You can get Buyers Guides from business-form companies or trade associations, or you can download the Buyers Guide from the FTC’s Web site. You also can generate them yourself on a computer. However, you must use the wording, type style, type sizes, and format specified in the Rule. You are not allowed to place any other wording or symbols (including logos) on the Buyers Guide. The Guides must be printed in 100% black ink on white paper cut to at least 11″ x 7 1/4.” These requirements cannot be modified in any way. You may use colored ink to fill in the blanks.
How Am I Doing?
- Do you complete a Buyers Guide properly for each used vehicle offered for sale?
- Do you post the Buyers Guide prominently and conspicuously on each used vehicle you offer for sale?
- If you choose to include a signature line for the buyer’s signature, do you include the following required disclosure language:
I hereby acknowledge receipt of the Buyers Guide
at the closing of this sale.
- Do you put the following required disclosure in your sales contract:
The information you see on the window form for this vehicle
is part of this contract. Information on the window form overrides
any contrary provisions in the contract of sale.
- Do you give the vehicle’s Buyers Guide or a copy to the purchaser at the time of sale and make sure it states the final negotiated warranty coverage accurately?
- If a sale is conducted in Spanish, do you use the Spanish language Buyers Guide?

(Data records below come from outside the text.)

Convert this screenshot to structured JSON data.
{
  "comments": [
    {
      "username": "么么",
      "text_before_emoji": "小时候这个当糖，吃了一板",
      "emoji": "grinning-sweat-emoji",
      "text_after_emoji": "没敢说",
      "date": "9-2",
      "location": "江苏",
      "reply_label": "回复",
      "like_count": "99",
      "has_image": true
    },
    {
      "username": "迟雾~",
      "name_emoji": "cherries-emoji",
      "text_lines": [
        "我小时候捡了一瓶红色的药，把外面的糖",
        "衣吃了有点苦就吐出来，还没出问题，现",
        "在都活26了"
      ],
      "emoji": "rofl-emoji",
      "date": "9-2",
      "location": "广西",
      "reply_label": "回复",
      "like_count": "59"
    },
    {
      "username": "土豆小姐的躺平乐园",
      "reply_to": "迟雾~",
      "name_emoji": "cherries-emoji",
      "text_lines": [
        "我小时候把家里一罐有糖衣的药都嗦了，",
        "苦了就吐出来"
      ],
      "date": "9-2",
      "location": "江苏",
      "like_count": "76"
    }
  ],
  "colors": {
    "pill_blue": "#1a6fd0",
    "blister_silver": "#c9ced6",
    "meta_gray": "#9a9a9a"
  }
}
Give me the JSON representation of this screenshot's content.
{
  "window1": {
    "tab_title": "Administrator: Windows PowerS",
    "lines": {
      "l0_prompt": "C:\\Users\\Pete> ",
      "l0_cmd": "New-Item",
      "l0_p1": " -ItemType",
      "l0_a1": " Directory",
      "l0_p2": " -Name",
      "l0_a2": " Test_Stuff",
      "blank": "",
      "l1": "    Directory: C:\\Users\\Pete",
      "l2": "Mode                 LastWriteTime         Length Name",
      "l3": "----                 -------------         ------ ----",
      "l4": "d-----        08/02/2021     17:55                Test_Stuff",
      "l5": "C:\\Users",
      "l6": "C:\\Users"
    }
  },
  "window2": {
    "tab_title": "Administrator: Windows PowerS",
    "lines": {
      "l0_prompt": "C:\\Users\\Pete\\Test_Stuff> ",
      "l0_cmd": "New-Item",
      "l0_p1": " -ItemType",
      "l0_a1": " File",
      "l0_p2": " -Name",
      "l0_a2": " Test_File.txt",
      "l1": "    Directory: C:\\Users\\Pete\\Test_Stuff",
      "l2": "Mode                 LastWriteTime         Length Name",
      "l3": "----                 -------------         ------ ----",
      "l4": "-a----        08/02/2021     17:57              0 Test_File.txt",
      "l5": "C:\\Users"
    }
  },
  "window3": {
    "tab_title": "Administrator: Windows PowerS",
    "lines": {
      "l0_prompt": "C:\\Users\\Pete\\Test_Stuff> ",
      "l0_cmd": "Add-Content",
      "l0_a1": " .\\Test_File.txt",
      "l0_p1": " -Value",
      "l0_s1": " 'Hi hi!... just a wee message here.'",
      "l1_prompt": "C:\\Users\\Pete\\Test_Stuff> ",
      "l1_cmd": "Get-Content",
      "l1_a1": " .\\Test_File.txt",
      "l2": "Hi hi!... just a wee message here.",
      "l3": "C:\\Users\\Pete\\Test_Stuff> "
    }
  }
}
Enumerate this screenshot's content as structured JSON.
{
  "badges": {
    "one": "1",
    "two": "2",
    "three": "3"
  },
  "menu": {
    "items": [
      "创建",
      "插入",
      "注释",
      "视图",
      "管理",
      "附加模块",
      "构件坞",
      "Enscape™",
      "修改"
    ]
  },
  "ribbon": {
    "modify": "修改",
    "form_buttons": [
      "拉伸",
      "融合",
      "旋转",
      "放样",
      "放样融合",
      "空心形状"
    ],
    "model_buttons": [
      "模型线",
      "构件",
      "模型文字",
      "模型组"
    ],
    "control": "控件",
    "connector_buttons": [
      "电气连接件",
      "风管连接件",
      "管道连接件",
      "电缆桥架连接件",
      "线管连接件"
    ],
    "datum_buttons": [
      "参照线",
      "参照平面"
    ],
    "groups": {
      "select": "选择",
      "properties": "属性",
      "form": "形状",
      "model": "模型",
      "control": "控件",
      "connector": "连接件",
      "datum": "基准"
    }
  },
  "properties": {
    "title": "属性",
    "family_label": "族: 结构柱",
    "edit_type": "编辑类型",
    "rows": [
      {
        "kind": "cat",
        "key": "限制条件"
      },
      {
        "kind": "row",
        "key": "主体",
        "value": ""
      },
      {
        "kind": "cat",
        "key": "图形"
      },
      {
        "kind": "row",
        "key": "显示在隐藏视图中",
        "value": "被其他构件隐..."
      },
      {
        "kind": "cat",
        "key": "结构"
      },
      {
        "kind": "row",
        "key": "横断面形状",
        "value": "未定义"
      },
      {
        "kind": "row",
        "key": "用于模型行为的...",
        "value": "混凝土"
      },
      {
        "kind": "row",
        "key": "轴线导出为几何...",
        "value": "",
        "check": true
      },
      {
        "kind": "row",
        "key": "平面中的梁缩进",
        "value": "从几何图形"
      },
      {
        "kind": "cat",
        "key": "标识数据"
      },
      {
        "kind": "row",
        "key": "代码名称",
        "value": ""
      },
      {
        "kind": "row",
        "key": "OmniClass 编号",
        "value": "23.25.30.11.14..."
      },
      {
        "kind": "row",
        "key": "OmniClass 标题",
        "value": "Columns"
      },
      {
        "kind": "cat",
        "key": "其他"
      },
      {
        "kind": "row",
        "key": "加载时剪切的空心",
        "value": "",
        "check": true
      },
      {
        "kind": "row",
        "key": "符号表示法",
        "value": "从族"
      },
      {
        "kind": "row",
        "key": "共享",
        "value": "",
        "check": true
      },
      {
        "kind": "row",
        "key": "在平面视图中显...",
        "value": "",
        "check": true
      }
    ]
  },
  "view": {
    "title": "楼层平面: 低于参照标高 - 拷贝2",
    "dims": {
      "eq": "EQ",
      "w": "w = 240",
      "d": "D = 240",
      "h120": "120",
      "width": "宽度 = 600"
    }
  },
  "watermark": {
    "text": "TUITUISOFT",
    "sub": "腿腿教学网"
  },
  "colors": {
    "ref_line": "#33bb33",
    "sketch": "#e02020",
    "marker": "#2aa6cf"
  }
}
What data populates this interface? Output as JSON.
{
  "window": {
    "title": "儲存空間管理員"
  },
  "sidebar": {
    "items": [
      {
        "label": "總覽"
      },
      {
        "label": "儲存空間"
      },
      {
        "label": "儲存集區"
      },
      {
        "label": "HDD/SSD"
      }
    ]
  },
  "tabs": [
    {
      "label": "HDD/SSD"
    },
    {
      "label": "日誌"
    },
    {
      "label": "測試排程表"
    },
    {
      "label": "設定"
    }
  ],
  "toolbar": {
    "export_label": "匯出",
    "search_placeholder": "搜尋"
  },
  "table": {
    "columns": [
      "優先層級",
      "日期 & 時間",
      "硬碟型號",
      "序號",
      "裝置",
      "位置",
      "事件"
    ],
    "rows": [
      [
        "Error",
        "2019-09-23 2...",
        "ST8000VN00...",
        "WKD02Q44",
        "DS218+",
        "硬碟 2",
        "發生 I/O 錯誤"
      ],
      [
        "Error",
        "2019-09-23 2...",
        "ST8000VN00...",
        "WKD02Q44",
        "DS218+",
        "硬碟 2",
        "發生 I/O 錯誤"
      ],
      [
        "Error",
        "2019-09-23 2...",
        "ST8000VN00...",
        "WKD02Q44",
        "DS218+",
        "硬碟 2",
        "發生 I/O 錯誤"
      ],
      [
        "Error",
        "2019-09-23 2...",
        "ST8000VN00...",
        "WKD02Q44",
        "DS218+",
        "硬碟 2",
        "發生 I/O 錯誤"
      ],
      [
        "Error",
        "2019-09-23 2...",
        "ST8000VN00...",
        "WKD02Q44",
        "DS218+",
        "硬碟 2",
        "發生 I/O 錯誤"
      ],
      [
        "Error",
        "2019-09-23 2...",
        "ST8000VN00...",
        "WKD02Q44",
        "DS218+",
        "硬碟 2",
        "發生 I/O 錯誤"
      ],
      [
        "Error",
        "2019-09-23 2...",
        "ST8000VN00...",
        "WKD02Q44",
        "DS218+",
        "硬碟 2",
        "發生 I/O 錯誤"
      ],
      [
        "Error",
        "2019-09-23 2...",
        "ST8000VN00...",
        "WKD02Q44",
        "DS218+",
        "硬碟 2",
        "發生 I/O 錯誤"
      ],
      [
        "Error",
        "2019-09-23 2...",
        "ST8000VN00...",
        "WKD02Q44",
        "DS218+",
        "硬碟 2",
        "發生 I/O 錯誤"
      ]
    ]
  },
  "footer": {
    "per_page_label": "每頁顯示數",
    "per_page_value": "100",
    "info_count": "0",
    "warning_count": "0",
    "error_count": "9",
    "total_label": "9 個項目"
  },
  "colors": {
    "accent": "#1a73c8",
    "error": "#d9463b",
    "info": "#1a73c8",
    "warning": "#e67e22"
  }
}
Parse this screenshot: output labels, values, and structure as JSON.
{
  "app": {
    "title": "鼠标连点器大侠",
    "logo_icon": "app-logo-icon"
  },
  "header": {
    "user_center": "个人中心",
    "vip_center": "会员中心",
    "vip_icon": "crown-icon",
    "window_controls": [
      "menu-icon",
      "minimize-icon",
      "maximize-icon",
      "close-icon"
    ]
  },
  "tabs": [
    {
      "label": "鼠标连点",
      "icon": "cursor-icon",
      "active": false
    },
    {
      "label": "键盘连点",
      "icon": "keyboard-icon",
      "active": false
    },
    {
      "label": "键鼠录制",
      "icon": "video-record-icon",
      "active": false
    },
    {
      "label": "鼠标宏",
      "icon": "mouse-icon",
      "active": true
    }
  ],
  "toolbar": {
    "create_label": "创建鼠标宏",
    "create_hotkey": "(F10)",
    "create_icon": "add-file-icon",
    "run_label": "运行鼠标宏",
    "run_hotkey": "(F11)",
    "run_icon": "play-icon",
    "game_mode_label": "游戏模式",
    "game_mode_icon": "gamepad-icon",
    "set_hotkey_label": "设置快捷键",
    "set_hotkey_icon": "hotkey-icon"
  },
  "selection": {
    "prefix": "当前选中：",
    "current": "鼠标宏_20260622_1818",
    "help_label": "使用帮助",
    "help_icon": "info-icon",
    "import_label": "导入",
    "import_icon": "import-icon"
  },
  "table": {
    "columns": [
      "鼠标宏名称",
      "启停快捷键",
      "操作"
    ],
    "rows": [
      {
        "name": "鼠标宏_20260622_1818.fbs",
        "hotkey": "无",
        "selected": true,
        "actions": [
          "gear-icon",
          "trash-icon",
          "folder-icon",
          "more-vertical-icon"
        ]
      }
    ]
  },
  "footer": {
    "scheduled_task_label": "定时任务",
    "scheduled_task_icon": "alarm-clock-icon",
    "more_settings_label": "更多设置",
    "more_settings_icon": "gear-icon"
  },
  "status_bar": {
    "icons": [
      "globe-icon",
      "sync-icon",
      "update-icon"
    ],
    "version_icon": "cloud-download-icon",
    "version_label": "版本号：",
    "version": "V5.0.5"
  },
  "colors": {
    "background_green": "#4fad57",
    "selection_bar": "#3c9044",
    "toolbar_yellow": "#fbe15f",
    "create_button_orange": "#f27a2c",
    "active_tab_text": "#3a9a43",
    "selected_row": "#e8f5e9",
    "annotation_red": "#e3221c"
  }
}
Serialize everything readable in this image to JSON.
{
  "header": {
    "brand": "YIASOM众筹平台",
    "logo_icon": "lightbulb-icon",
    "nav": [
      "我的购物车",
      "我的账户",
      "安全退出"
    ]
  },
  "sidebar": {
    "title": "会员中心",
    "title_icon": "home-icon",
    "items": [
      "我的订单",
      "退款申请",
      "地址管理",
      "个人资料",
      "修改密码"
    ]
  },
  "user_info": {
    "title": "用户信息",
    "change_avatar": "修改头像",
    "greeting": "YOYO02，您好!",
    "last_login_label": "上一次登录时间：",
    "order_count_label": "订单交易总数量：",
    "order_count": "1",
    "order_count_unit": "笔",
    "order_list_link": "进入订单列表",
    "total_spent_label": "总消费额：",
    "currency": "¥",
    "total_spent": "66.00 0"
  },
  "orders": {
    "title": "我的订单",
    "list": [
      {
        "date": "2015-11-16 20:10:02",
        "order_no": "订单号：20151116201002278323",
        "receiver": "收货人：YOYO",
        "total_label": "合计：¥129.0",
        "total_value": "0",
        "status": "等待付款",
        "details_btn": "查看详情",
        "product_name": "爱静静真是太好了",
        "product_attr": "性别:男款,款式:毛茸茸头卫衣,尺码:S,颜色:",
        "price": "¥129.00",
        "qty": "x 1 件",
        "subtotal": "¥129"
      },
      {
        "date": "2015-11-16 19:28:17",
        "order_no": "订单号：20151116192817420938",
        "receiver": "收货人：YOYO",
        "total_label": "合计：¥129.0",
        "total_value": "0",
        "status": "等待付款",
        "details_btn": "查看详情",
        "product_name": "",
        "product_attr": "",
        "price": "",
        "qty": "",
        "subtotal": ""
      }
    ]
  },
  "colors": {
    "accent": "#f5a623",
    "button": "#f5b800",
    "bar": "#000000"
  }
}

- If you offer a written warranty, do you prepare a warranty document that complies with federal law? Is the warranty document available for examination by potential buyers?
Dealers who violate the Used Car Rule may be subject to penalties of up to $16,000 per violation in FTC enforcement actions. Many states have laws or regulations that are similar to the Used Car Rule. Some states incorporate the Used Car Rule by reference in their state laws. As a result, state and local law enforcement officials may have the authority to ensure that dealers post Buyers Guides and to fine them or sue them if they do not comply.
If you have questions about the Used Car Rule, contact the FTC and request a free copy of the Rule or staff compliance guidelines for the Used Car Rule; both documents explain some aspects of the Rule in more detail.
The FTC works for the consumer to prevent fraudulent, deceptive, and unfair business practices in the marketplace and to provide information to help consumers spot, stop, and avoid them. To file a complaint or to get free information on consumer issues, visit ftc.gov or call toll-free, 1-877-FTC-HELP (1-877-382-4357); TTY: 1-866-653-4261. The FTC enters consumer complaints into the Consumer Sentinel Network, a secure online database and investigative tool used by hundreds of civil and criminal law enforcement agencies in the U.S. and abroad.